Indoor group rituals, as well as classes, are most often held at the home of the High Priestess. This space contains a library of books on religion and craft tradition, an office, and a small ritual room equipped with altars. For larger group rituals, a space is usually cleared in the living room. As Wiccans, members of Phoenix Moon believe that sacred space can be created anywhere, at any time, through the use of ritual. The ritual to create a sacred space is called casting a circle and includes sprinkling salt and sweeping the space with a ritual broom. Casting a circle will almost always precede any other rituals. For most workings, an altar is set at each of the four cardinal points representing each of the four classical elements. A central altar is also used which is usually placed in the Northern quadrant of the circle. Most members of the group keep a space in their homes for private rituals and meditation. One coven member commissioned a grove of twelve trees to be landscaped in his backyard. A large wooden pyramid has also been constructed within the grove. A hammock-chair may be attached to a rope descending from the pyramid’s apex, so that one may sit suspended above the grove’s center. The pyramid required seven people to construct, many of whom were trained in engineering. Endeavors such as this, illustrate how personal expression can contribute to traditional practice.

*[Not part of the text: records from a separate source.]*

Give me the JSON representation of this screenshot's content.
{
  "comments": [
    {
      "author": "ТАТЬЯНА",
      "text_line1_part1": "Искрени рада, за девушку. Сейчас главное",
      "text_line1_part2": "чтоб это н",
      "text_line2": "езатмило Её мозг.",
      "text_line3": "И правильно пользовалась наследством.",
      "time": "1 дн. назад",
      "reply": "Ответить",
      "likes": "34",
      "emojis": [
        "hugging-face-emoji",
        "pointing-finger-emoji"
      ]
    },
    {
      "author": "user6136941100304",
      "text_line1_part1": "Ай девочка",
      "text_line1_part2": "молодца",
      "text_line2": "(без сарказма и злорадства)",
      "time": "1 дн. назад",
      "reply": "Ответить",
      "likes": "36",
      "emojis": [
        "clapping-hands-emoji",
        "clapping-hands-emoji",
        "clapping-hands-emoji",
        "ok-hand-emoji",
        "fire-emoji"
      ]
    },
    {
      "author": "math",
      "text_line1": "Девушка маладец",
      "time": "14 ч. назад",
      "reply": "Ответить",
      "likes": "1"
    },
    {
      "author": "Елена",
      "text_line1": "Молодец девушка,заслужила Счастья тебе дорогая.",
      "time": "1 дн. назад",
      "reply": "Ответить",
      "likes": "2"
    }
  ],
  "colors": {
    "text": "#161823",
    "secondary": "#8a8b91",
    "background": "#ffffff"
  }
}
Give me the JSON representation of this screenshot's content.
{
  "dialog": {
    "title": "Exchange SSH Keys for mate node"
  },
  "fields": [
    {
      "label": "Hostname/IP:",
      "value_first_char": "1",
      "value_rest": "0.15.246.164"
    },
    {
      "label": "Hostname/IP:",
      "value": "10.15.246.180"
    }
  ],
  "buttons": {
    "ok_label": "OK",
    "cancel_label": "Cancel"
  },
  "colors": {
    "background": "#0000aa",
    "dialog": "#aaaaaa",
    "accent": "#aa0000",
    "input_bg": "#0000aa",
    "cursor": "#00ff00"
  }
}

Phoenix Moon includes both a “coven” and a “grove.” The term “coven”, in the Unicorn Tradition, has been compared to Wiccan clergy, while the term “grove” refers to more of a congregation. Phoenix Grove members at all levels of training are considered part of the “grove.” Becoming a member of the “coven” requires formal training as well as ritual initiation. Initiation is a commitment and grove members are discouraged from entering into the coven if they are uncertain that Phoenix Moon is the right group for them. Rituals for the eight Sabbats usually last from two to three hours. Each year a new ritual is composed based on a standard framework with material from previous rituals often reused to foster a sense of community. Sabbats are always open to both the Phoenix Moon coven and grove. Consult their website to see when Sabbats are held.